:: What is expected ::
In your reply, reproduce every line of the data without any alteration.

:: The data ::

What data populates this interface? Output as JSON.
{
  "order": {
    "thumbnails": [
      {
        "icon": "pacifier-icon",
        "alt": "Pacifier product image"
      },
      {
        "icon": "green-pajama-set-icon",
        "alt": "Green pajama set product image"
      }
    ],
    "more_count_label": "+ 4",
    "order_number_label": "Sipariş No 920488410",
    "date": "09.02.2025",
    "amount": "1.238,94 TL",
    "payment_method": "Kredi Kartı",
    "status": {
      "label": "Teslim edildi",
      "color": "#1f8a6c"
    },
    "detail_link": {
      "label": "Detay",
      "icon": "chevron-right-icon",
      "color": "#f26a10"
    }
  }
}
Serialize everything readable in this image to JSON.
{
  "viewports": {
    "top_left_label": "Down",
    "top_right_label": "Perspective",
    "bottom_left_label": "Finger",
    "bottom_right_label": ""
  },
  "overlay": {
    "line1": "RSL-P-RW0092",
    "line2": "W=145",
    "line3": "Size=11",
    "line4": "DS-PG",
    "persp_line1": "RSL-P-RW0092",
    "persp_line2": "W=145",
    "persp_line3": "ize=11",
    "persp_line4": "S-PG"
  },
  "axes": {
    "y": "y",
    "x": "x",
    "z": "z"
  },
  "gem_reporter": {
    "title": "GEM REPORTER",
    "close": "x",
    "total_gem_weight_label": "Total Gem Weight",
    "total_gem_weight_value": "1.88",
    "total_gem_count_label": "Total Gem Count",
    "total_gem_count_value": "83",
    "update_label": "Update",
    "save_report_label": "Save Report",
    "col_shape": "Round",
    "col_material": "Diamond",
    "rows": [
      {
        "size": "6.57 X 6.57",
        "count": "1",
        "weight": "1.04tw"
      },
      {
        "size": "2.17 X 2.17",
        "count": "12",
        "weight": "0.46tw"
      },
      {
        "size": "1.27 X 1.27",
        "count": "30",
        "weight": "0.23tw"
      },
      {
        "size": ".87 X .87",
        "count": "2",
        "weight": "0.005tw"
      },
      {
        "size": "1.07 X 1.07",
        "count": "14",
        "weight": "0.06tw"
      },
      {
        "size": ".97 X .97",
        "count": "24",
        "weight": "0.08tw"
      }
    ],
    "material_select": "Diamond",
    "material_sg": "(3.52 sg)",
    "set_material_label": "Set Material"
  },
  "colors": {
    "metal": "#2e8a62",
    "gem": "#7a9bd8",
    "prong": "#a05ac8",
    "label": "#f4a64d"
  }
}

:: Task solution ::
What data populates this interface? Output as JSON.
{
  "order": {
    "thumbnails": [
      {
        "icon": "pacifier-icon",
        "alt": "Pacifier product image"
      },
      {
        "icon": "green-pajama-set-icon",
        "alt": "Green pajama set product image"
      }
    ],
    "more_count_label": "+ 4",
    "order_number_label": "Sipariş No 920488410",
    "date": "09.02.2025",
    "amount": "1.238,94 TL",
    "payment_method": "Kredi Kartı",
    "status": {
      "label": "Teslim edildi",
      "color": "#1f8a6c"
    },
    "detail_link": {
      "label": "Detay",
      "icon": "chevron-right-icon",
      "color": "#f26a10"
    }
  }
}
Serialize everything readable in this image to JSON.
{
  "viewports": {
    "top_left_label": "Down",
    "top_right_label": "Perspective",
    "bottom_left_label": "Finger",
    "bottom_right_label": ""
  },
  "overlay": {
    "line1": "RSL-P-RW0092",
    "line2": "W=145",
    "line3": "Size=11",
    "line4": "DS-PG",
    "persp_line1": "RSL-P-RW0092",
    "persp_line2": "W=145",
    "persp_line3": "ize=11",
    "persp_line4": "S-PG"
  },
  "axes": {
    "y": "y",
    "x": "x",
    "z": "z"
  },
  "gem_reporter": {
    "title": "GEM REPORTER",
    "close": "x",
    "total_gem_weight_label": "Total Gem Weight",
    "total_gem_weight_value": "1.88",
    "total_gem_count_label": "Total Gem Count",
    "total_gem_count_value": "83",
    "update_label": "Update",
    "save_report_label": "Save Report",
    "col_shape": "Round",
    "col_material": "Diamond",
    "rows": [
      {
        "size": "6.57 X 6.57",
        "count": "1",
        "weight": "1.04tw"
      },
      {
        "size": "2.17 X 2.17",
        "count": "12",
        "weight": "0.46tw"
      },
      {
        "size": "1.27 X 1.27",
        "count": "30",
        "weight": "0.23tw"
      },
      {
        "size": ".87 X .87",
        "count": "2",
        "weight": "0.005tw"
      },
      {
        "size": "1.07 X 1.07",
        "count": "14",
        "weight": "0.06tw"
      },
      {
        "size": ".97 X .97",
        "count": "24",
        "weight": "0.08tw"
      }
    ],
    "material_select": "Diamond",
    "material_sg": "(3.52 sg)",
    "set_material_label": "Set Material"
  },
  "colors": {
    "metal": "#2e8a62",
    "gem": "#7a9bd8",
    "prong": "#a05ac8",
    "label": "#f4a64d"
  }
}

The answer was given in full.